* [Try it] Make an exact copy of the data below, leaving out every picture.
--- START ---
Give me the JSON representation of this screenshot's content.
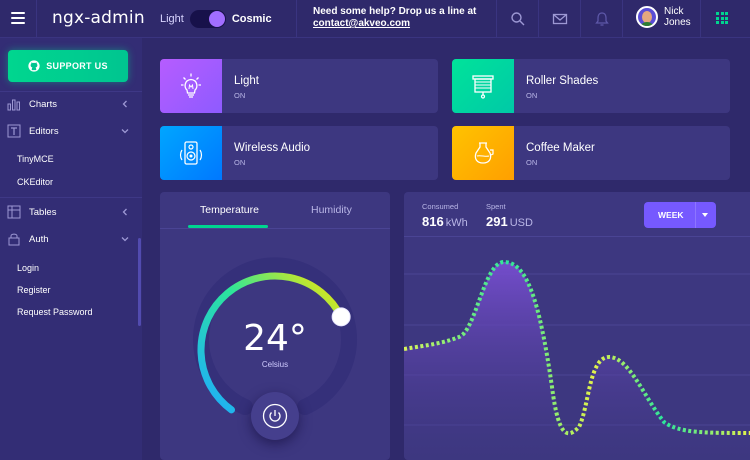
{
  "header": {
    "brand": "ngx-admin",
    "theme_light": "Light",
    "theme_cosmic": "Cosmic",
    "help_text": "Need some help? Drop us a line at",
    "help_email": "contact@akveo.com",
    "user_first": "Nick",
    "user_last": "Jones",
    "icons": [
      "menu-icon",
      "search-icon",
      "mail-icon",
      "bell-icon",
      "apps-grid-icon"
    ]
  },
  "sidebar": {
    "support_label": "SUPPORT US",
    "items": [
      {
        "label": "Charts",
        "icon": "chart-icon"
      },
      {
        "label": "Editors",
        "icon": "editor-icon"
      },
      {
        "label": "Tables",
        "icon": "table-icon"
      },
      {
        "label": "Auth",
        "icon": "lock-icon"
      }
    ],
    "editors_sub": [
      "TinyMCE",
      "CKEditor"
    ],
    "auth_sub": [
      "Login",
      "Register",
      "Request Password"
    ]
  },
  "devices": [
    {
      "title": "Light",
      "status": "ON",
      "icon": "light-bulb-icon",
      "color": "#9f5bff"
    },
    {
      "title": "Roller Shades",
      "status": "ON",
      "icon": "roller-shades-icon",
      "color": "#00d68f"
    },
    {
      "title": "Wireless Audio",
      "status": "ON",
      "icon": "speaker-icon",
      "color": "#0095ff"
    },
    {
      "title": "Coffee Maker",
      "status": "ON",
      "icon": "coffee-maker-icon",
      "color": "#ffaa00"
    }
  ],
  "temperature": {
    "tab_temperature": "Temperature",
    "tab_humidity": "Humidity",
    "value": "24°",
    "unit": "Celsius",
    "level_fraction": 0.72
  },
  "electricity": {
    "consumed_label": "Consumed",
    "consumed_value": "816",
    "consumed_unit": "kWh",
    "spent_label": "Spent",
    "spent_value": "291",
    "spent_unit": "USD",
    "period": "WEEK"
  },
  "colors": {
    "background": "#2f296b",
    "card": "#3d3780",
    "accent_green": "#00d68f",
    "accent_purple": "#7659ff"
  }
}
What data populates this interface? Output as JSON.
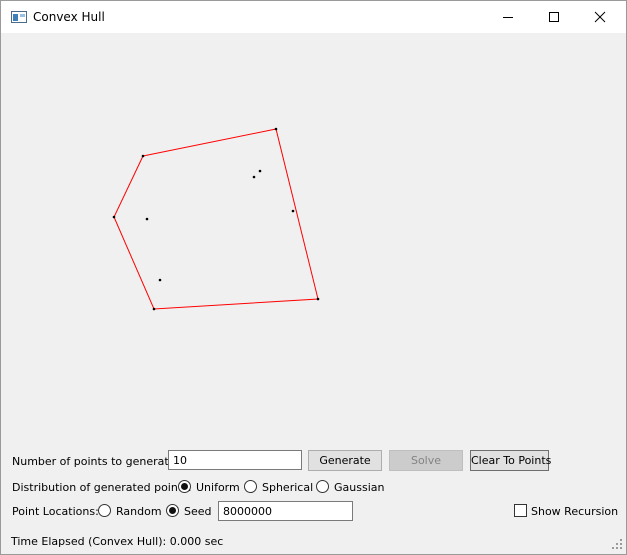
{
  "window": {
    "title": "Convex Hull"
  },
  "canvas": {
    "hull_color": "#ff0000",
    "point_color": "#000000"
  },
  "controls": {
    "num_points_label": "Number of points to generate:",
    "num_points_value": "10",
    "generate_label": "Generate",
    "solve_label": "Solve",
    "clear_label": "Clear To Points",
    "distribution_label": "Distribution of generated points:",
    "distribution_options": [
      "Uniform",
      "Spherical",
      "Gaussian"
    ],
    "distribution_selected": "Uniform",
    "location_label": "Point Locations:",
    "location_options": [
      "Random",
      "Seed"
    ],
    "location_selected": "Seed",
    "seed_value": "8000000",
    "show_recursion_label": "Show Recursion",
    "show_recursion_checked": false
  },
  "status": {
    "text": "Time Elapsed (Convex Hull): 0.000 sec"
  }
}
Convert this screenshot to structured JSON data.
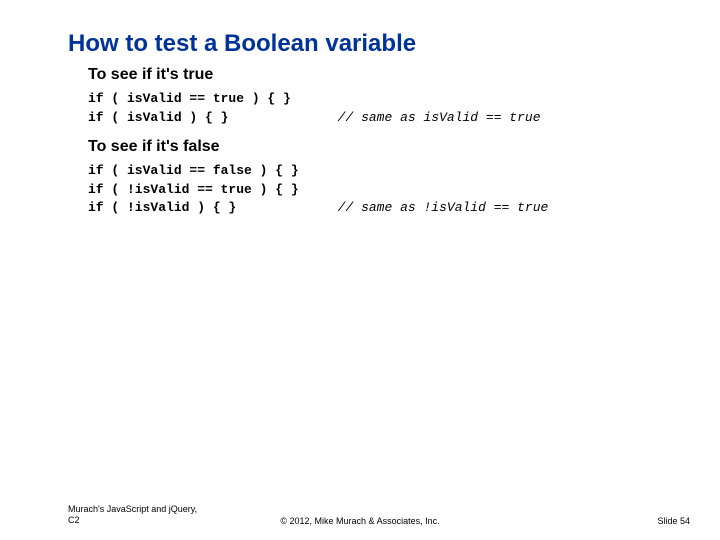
{
  "title": "How to test a Boolean variable",
  "sections": [
    {
      "heading": "To see if it's true",
      "lines": [
        {
          "code": "if ( isValid == true ) { }",
          "pad": 0,
          "comment": ""
        },
        {
          "code": "if ( isValid ) { }",
          "pad": 9,
          "comment": "// same as isValid == true"
        }
      ]
    },
    {
      "heading": "To see if it's false",
      "lines": [
        {
          "code": "if ( isValid == false ) { }",
          "pad": 0,
          "comment": ""
        },
        {
          "code": "if ( !isValid == true ) { }",
          "pad": 0,
          "comment": ""
        },
        {
          "code": "if ( !isValid ) { }",
          "pad": 8,
          "comment": "// same as !isValid == true"
        }
      ]
    }
  ],
  "footer": {
    "left_line1": "Murach's JavaScript and jQuery,",
    "left_line2": "C2",
    "center": "© 2012, Mike Murach & Associates, Inc.",
    "right": "Slide 54"
  }
}
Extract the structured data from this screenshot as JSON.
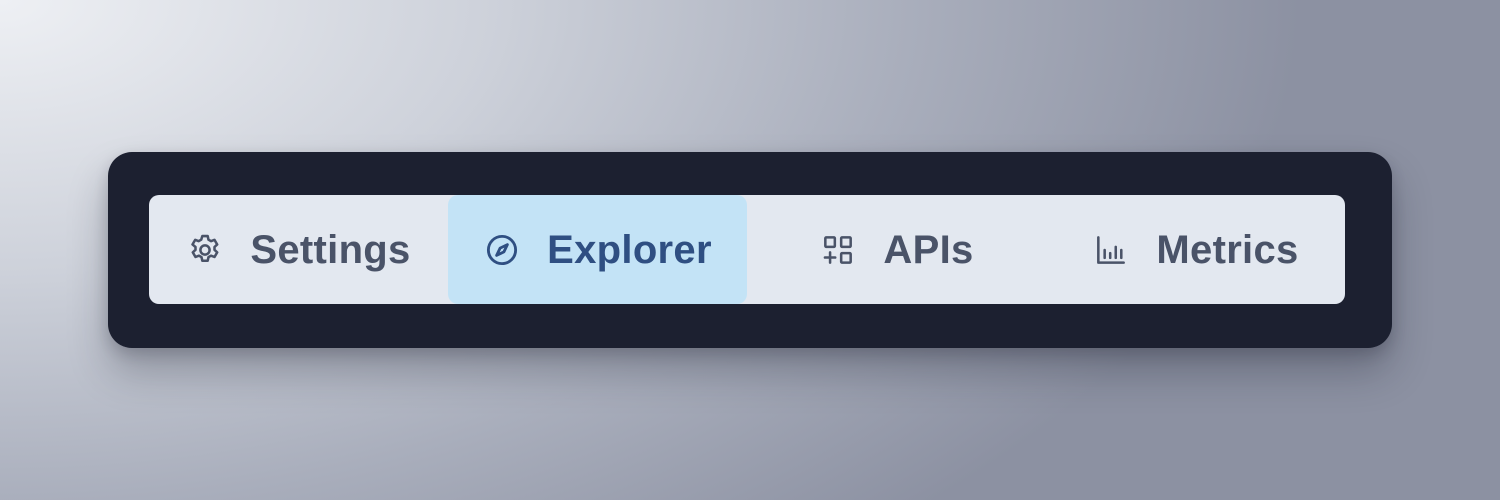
{
  "tab_bar": {
    "tabs": [
      {
        "label": "Settings",
        "icon": "gear-icon",
        "selected": false
      },
      {
        "label": "Explorer",
        "icon": "compass-icon",
        "selected": true
      },
      {
        "label": "APIs",
        "icon": "grid-plus-icon",
        "selected": false
      },
      {
        "label": "Metrics",
        "icon": "bar-chart-icon",
        "selected": false
      }
    ]
  },
  "colors": {
    "frame": "#1c2030",
    "tab_bar": "#e3e8f0",
    "active_tab": "#c3e3f6",
    "active_text": "#2f4f82",
    "inactive_text": "#4a5368"
  }
}
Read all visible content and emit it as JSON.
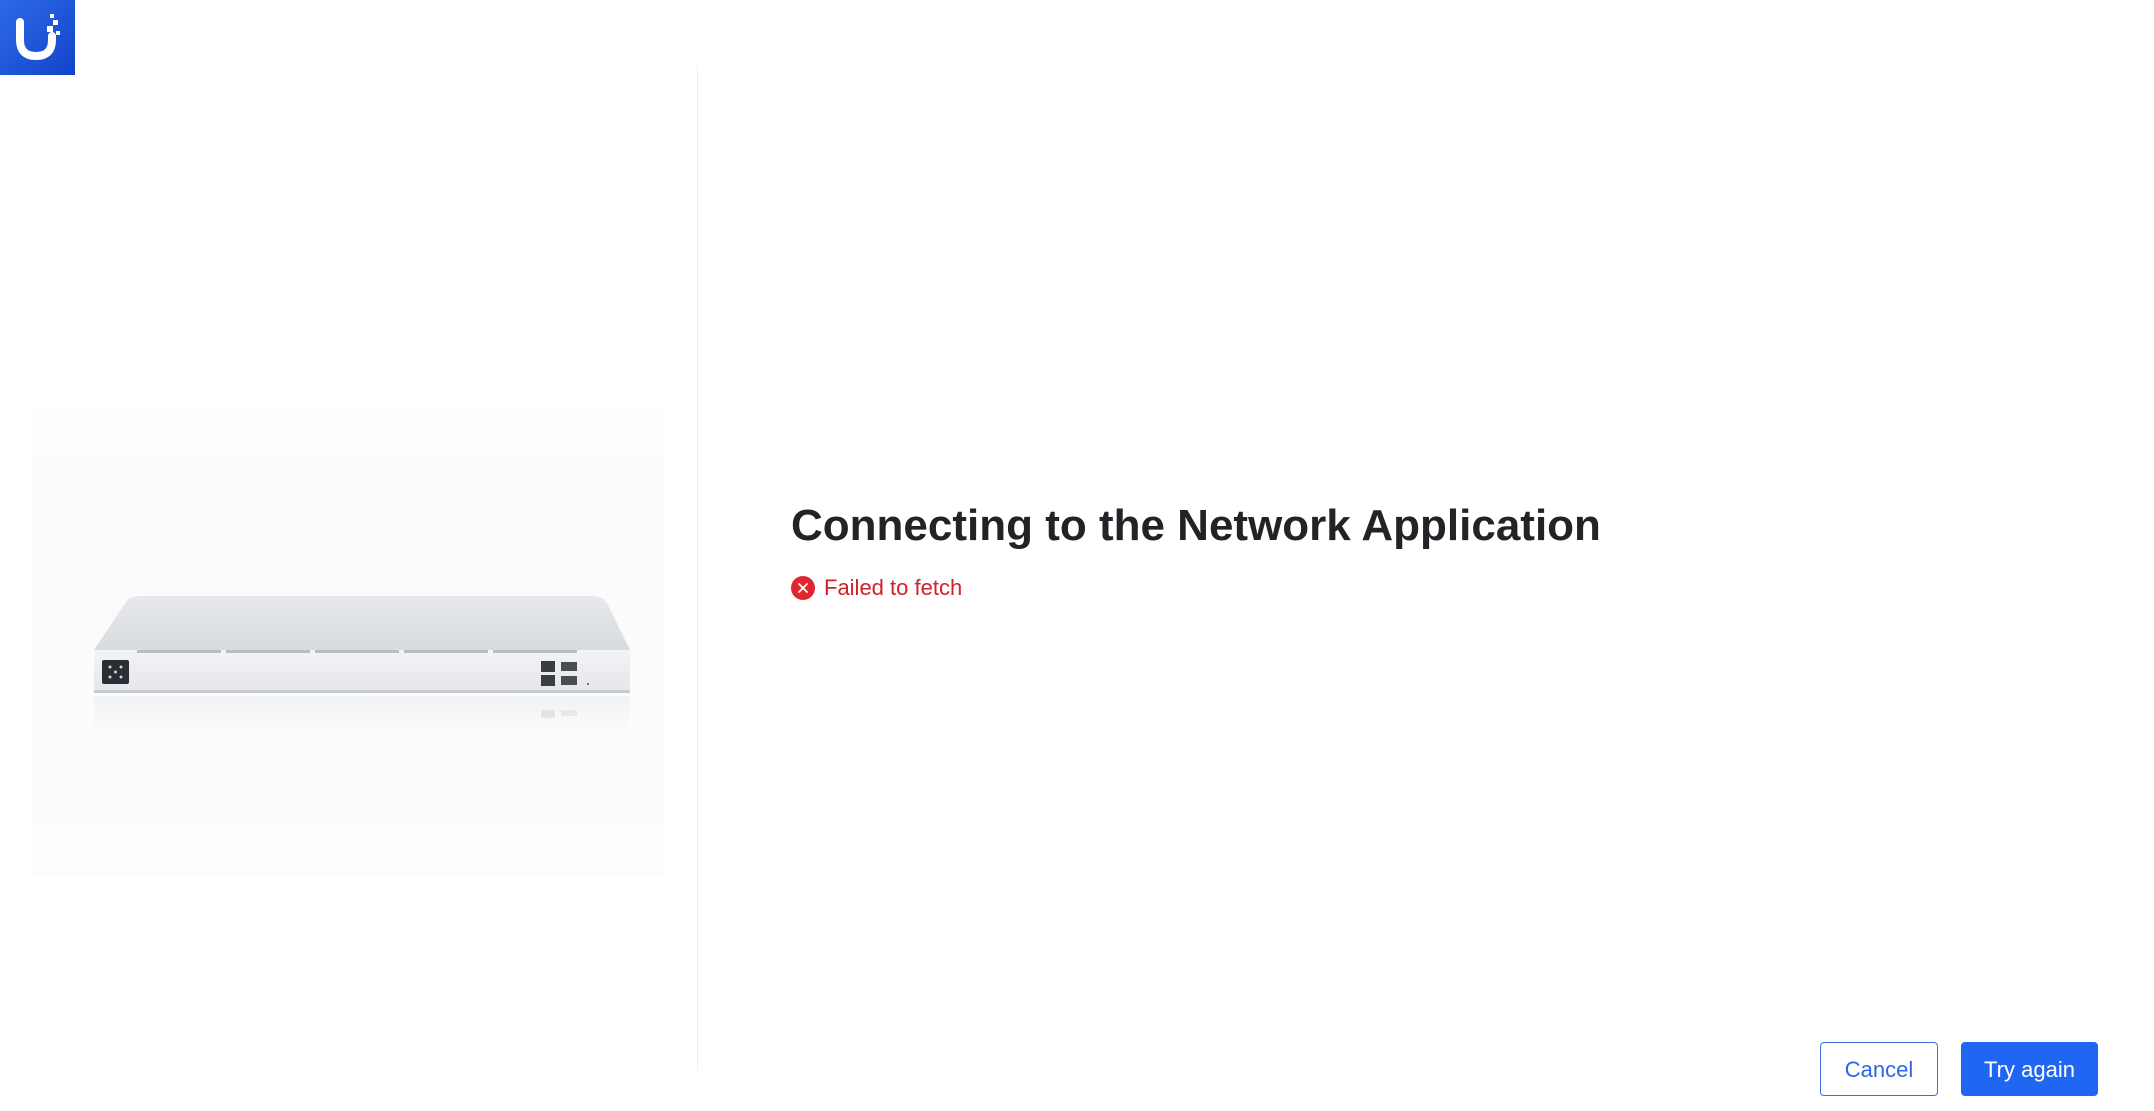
{
  "brand": {
    "logo_icon": "ubiquiti-u-logo-icon",
    "logo_color": "#1f5fe6"
  },
  "product": {
    "image_icon": "network-appliance-illustration"
  },
  "main": {
    "title": "Connecting to the Network Application",
    "error": {
      "icon": "error-x-circle-icon",
      "text": "Failed to fetch",
      "color": "#d0202a"
    }
  },
  "actions": {
    "cancel_label": "Cancel",
    "retry_label": "Try again",
    "primary_color": "#1f67f3"
  }
}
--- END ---
* [Your response]
Give me the JSON representation of this screenshot's content.
{
  "header": {
    "brand": "ngx-admin",
    "theme_light": "Light",
    "theme_cosmic": "Cosmic",
    "help_text": "Need some help? Drop us a line at",
    "help_email": "contact@akveo.com",
    "user_first": "Nick",
    "user_last": "Jones",
    "icons": [
      "menu-icon",
      "search-icon",
      "mail-icon",
      "bell-icon",
      "apps-grid-icon"
    ]
  },
  "sidebar": {
    "support_label": "SUPPORT US",
    "items": [
      {
        "label": "Charts",
        "icon": "chart-icon"
      },
      {
        "label": "Editors",
        "icon": "editor-icon"
      },
      {
        "label": "Tables",
        "icon": "table-icon"
      },
      {
        "label": "Auth",
        "icon": "lock-icon"
      }
    ],
    "editors_sub": [
      "TinyMCE",
      "CKEditor"
    ],
    "auth_sub": [
      "Login",
      "Register",
      "Request Password"
    ]
  },
  "devices": [
    {
      "title": "Light",
      "status": "ON",
      "icon": "light-bulb-icon",
      "color": "#9f5bff"
    },
    {
      "title": "Roller Shades",
      "status": "ON",
      "icon": "roller-shades-icon",
      "color": "#00d68f"
    },
    {
      "title": "Wireless Audio",
      "status": "ON",
      "icon": "speaker-icon",
      "color": "#0095ff"
    },
    {
      "title": "Coffee Maker",
      "status": "ON",
      "icon": "coffee-maker-icon",
      "color": "#ffaa00"
    }
  ],
  "temperature": {
    "tab_temperature": "Temperature",
    "tab_humidity": "Humidity",
    "value": "24°",
    "unit": "Celsius",
    "level_fraction": 0.72
  },
  "electricity": {
    "consumed_label": "Consumed",
    "consumed_value": "816",
    "consumed_unit": "kWh",
    "spent_label": "Spent",
    "spent_value": "291",
    "spent_unit": "USD",
    "period": "WEEK"
  },
  "colors": {
    "background": "#2f296b",
    "card": "#3d3780",
    "accent_green": "#00d68f",
    "accent_purple": "#7659ff"
  }
}
What data populates this interface? Output as JSON.
{
  "window": {
    "title": "Convex Hull"
  },
  "canvas": {
    "hull_color": "#ff0000",
    "point_color": "#000000"
  },
  "controls": {
    "num_points_label": "Number of points to generate:",
    "num_points_value": "10",
    "generate_label": "Generate",
    "solve_label": "Solve",
    "clear_label": "Clear To Points",
    "distribution_label": "Distribution of generated points:",
    "distribution_options": [
      "Uniform",
      "Spherical",
      "Gaussian"
    ],
    "distribution_selected": "Uniform",
    "location_label": "Point Locations:",
    "location_options": [
      "Random",
      "Seed"
    ],
    "location_selected": "Seed",
    "seed_value": "8000000",
    "show_recursion_label": "Show Recursion",
    "show_recursion_checked": false
  },
  "status": {
    "text": "Time Elapsed (Convex Hull): 0.000 sec"
  }
}
Convert this screenshot to structured JSON data.
{
  "title": "How to test a Boolean variable",
  "sections": [
    {
      "heading": "To see if it's true",
      "lines": [
        {
          "code": "if ( isValid == true ) { }",
          "pad": 0,
          "comment": ""
        },
        {
          "code": "if ( isValid ) { }",
          "pad": 9,
          "comment": "// same as isValid == true"
        }
      ]
    },
    {
      "heading": "To see if it's false",
      "lines": [
        {
          "code": "if ( isValid == false ) { }",
          "pad": 0,
          "comment": ""
        },
        {
          "code": "if ( !isValid == true ) { }",
          "pad": 0,
          "comment": ""
        },
        {
          "code": "if ( !isValid ) { }",
          "pad": 8,
          "comment": "// same as !isValid == true"
        }
      ]
    }
  ],
  "footer": {
    "left_line1": "Murach's JavaScript and jQuery,",
    "left_line2": "C2",
    "center": "© 2012, Mike Murach & Associates, Inc.",
    "right": "Slide 54"
  }
}
Extract the structured data from this screenshot as JSON.
{
  "tab_bar": {
    "tabs": [
      {
        "label": "Settings",
        "icon": "gear-icon",
        "selected": false
      },
      {
        "label": "Explorer",
        "icon": "compass-icon",
        "selected": true
      },
      {
        "label": "APIs",
        "icon": "grid-plus-icon",
        "selected": false
      },
      {
        "label": "Metrics",
        "icon": "bar-chart-icon",
        "selected": false
      }
    ]
  },
  "colors": {
    "frame": "#1c2030",
    "tab_bar": "#e3e8f0",
    "active_tab": "#c3e3f6",
    "active_text": "#2f4f82",
    "inactive_text": "#4a5368"
  }
}
Read all visible content and emit it as JSON.
{
  "brand": {
    "logo_icon": "ubiquiti-u-logo-icon",
    "logo_color": "#1f5fe6"
  },
  "product": {
    "image_icon": "network-appliance-illustration"
  },
  "main": {
    "title": "Connecting to the Network Application",
    "error": {
      "icon": "error-x-circle-icon",
      "text": "Failed to fetch",
      "color": "#d0202a"
    }
  },
  "actions": {
    "cancel_label": "Cancel",
    "retry_label": "Try again",
    "primary_color": "#1f67f3"
  }
}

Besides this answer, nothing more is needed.